In January 2018, the Congressional Research Service (CRS) issued a report, “Consumer Credit Reporting, Credit Bureaus, Credit Scoring, and Related Policy Issues”, which explores questions regarding accuracy, how long adverse information should remain on a credit file, medical debt, credit reports and employment decisions, alternative data, and security issues.
On January 24, 2020, CDIA sent a letter of opposition to the House Committee on Financial Services on the Comprehensive CREDIT Act of 2020. A bill that encapsulates six bills that did not have any hearings.
Federal Trade Commission (FTC)
In January 2020, CDIA filed a follow-up comment to the joint Accuracy in Consumer Reporting Workshop held by the FTC and CFPB in December 2019. CDIA served on two of the four panels at that workshop. CDIA filed a comment in advance of that workshop in December 2019. All comments filed in connection with that workshop are available online.
Social Security Administration

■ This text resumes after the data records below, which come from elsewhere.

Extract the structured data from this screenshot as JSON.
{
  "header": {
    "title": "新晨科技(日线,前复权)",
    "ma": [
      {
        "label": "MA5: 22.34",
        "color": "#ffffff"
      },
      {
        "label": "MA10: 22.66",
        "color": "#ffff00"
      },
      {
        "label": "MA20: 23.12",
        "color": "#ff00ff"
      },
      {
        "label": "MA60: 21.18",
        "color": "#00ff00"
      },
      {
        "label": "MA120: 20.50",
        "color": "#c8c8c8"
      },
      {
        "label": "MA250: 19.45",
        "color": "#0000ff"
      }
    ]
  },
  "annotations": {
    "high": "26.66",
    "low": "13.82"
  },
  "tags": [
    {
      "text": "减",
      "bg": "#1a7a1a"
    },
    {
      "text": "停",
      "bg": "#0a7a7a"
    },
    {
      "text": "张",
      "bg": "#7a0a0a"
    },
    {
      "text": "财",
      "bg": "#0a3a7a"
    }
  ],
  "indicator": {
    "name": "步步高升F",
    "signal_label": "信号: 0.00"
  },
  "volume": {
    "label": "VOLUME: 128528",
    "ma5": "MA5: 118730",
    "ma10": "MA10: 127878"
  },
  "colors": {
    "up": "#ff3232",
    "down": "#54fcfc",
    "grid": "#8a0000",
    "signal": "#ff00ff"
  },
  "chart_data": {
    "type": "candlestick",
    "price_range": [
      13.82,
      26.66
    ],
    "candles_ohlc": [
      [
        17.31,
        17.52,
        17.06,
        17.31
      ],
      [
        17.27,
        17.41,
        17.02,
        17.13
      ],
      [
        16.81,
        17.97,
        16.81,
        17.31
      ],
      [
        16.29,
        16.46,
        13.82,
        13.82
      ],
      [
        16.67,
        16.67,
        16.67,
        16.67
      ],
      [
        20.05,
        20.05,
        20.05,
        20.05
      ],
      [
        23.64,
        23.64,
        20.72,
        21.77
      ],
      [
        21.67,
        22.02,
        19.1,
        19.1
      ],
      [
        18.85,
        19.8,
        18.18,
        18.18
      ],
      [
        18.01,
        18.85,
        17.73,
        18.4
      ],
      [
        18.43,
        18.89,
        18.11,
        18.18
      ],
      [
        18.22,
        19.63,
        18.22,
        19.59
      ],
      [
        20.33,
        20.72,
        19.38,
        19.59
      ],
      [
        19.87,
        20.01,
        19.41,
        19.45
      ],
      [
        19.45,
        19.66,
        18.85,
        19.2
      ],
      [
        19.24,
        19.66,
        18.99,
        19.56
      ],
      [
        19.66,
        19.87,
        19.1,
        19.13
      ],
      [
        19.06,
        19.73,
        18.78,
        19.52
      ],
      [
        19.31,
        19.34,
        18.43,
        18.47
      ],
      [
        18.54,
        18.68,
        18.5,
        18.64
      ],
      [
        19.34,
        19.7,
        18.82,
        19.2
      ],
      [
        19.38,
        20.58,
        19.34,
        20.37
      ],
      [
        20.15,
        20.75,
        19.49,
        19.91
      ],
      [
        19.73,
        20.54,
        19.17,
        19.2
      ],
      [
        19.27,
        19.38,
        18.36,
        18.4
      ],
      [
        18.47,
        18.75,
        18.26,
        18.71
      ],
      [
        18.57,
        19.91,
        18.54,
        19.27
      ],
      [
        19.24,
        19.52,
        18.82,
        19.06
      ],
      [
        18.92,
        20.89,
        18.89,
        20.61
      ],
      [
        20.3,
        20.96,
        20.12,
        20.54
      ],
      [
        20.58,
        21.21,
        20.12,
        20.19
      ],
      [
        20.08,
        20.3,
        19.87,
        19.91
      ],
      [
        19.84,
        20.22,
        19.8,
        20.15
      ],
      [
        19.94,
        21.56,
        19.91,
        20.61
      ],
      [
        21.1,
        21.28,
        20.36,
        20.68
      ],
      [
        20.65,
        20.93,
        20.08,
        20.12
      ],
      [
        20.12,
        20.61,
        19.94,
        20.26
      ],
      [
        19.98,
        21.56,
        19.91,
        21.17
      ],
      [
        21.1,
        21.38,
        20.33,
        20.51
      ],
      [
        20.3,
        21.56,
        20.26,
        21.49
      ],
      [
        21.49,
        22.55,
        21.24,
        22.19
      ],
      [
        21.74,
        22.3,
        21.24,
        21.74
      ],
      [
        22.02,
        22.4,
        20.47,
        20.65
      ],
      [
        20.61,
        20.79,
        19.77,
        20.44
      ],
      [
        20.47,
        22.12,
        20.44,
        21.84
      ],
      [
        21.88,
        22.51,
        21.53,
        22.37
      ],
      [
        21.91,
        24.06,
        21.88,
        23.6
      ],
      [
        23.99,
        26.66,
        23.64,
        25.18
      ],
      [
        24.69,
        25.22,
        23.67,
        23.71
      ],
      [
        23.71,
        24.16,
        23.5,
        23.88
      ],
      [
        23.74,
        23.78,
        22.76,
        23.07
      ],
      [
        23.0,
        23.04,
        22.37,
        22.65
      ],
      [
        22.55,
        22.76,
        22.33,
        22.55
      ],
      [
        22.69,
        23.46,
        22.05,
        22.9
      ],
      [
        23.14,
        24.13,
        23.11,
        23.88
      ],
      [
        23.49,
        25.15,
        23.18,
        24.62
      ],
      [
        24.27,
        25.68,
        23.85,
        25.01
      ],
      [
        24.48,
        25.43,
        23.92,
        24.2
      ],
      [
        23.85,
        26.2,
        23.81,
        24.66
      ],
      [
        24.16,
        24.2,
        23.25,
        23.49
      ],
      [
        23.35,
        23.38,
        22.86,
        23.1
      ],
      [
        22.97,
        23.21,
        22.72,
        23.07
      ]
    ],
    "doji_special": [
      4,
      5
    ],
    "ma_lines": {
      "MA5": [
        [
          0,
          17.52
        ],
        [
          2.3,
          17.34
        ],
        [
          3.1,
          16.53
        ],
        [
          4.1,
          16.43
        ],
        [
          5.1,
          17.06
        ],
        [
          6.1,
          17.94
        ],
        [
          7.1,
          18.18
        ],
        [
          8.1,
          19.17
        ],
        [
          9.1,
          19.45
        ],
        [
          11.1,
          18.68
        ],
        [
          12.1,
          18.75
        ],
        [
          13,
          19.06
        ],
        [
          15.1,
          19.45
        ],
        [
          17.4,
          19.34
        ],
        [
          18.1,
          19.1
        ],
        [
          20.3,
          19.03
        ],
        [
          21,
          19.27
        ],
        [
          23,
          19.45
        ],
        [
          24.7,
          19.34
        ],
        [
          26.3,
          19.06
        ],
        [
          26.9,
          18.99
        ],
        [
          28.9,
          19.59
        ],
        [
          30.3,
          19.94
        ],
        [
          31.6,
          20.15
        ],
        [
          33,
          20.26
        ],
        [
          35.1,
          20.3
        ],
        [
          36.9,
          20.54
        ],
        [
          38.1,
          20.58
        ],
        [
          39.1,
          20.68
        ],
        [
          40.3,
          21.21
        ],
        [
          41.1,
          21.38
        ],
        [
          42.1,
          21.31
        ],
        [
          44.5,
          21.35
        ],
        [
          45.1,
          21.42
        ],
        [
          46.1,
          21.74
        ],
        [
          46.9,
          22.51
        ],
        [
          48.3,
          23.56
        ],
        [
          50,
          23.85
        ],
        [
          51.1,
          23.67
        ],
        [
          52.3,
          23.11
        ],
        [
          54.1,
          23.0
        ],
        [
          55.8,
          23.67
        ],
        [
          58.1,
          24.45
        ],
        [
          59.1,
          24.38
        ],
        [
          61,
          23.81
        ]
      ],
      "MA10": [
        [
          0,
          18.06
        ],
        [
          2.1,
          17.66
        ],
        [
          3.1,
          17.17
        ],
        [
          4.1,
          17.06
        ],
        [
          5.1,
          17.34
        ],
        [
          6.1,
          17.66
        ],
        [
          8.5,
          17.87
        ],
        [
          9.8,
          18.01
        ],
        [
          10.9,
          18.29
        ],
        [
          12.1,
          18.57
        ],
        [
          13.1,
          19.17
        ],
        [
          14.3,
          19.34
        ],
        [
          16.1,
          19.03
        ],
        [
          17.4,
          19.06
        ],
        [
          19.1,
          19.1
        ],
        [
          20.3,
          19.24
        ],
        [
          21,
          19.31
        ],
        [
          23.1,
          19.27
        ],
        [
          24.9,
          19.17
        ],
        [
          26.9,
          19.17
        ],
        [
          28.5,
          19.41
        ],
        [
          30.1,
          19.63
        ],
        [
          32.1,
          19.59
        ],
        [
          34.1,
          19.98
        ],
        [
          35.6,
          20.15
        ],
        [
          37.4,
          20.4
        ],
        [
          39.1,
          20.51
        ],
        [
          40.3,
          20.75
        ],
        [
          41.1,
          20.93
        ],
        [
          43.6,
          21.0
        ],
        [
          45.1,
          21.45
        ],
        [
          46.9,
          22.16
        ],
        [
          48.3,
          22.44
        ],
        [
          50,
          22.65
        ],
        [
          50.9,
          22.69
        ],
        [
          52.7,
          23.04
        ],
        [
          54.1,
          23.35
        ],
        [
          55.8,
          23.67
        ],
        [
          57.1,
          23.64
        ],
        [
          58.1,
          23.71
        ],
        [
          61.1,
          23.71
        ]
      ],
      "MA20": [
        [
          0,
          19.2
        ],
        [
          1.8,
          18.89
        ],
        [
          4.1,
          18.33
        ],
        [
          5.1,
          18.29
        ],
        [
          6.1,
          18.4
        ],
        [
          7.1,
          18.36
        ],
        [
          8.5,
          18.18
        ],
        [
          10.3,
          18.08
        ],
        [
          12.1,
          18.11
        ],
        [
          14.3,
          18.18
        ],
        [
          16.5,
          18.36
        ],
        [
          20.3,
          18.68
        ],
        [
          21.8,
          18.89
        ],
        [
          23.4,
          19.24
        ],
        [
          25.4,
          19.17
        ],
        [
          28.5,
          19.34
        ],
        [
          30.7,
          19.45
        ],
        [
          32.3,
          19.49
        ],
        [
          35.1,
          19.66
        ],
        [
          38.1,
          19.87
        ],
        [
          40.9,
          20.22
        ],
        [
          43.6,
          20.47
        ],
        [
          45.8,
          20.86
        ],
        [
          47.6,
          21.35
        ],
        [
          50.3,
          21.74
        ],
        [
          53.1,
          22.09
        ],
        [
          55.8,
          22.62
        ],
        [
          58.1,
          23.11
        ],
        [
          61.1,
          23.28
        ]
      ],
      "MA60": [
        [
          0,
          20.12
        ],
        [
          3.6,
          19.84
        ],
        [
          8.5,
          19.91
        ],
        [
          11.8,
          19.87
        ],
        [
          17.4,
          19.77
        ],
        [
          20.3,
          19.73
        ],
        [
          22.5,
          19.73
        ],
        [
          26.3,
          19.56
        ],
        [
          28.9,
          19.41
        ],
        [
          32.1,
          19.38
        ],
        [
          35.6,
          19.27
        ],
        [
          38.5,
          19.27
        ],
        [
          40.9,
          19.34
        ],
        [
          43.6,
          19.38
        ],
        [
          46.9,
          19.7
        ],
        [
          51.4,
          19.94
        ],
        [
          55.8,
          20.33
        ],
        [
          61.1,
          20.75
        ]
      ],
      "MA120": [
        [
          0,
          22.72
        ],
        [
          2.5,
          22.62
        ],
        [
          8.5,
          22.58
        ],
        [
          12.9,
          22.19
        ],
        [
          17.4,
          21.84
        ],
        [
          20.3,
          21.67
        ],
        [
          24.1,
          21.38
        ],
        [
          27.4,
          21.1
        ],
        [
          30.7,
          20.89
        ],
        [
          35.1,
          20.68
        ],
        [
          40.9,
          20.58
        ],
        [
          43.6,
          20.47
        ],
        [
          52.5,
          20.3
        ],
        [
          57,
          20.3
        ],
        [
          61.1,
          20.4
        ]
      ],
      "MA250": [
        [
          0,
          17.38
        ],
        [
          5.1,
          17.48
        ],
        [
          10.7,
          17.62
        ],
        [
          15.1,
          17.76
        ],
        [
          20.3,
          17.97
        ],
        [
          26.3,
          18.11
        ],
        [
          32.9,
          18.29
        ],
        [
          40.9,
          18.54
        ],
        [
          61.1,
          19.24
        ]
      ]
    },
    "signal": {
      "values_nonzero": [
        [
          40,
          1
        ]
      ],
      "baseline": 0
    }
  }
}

In January 2020, CDIA cosigned a letter with several other associations to the SSA to comment on an SSA Draft User Agreement (and related documents, like static website content and electronic signature requirements) for participants in the SSA’s electronic Consent Based Social Security Number Verification (“eCBSV”) Service, issued for notice and comment under the Paperwork Reduction Act. SSA continues to develop the system and implements Section 215 of the Economic Growth, Regulatory Relief, and Consumer Protection Act of 2018. The comments in our letter are grounded in the following: Implementation of the Banking Bill must adhere to the plain text of that statute and the clear intent of Congress. The Banking Bill was not ambiguous in describing the full range and limits of the authority granted to the SSA. That authority comprises: (1) Building eCBSV and ensuring its proper use through audits and monitoring; (2) certifying compliance with the Gramm-Leach-Bliley Act (“GLBA”); (3) enabling consumer consent, including by use of an “electronic signature,” as that term is defined in the Electronic Signatures in Global Electronic Signatures in Global and National Commerce Act (“E-SIGN Act”); and (4) recovering costs.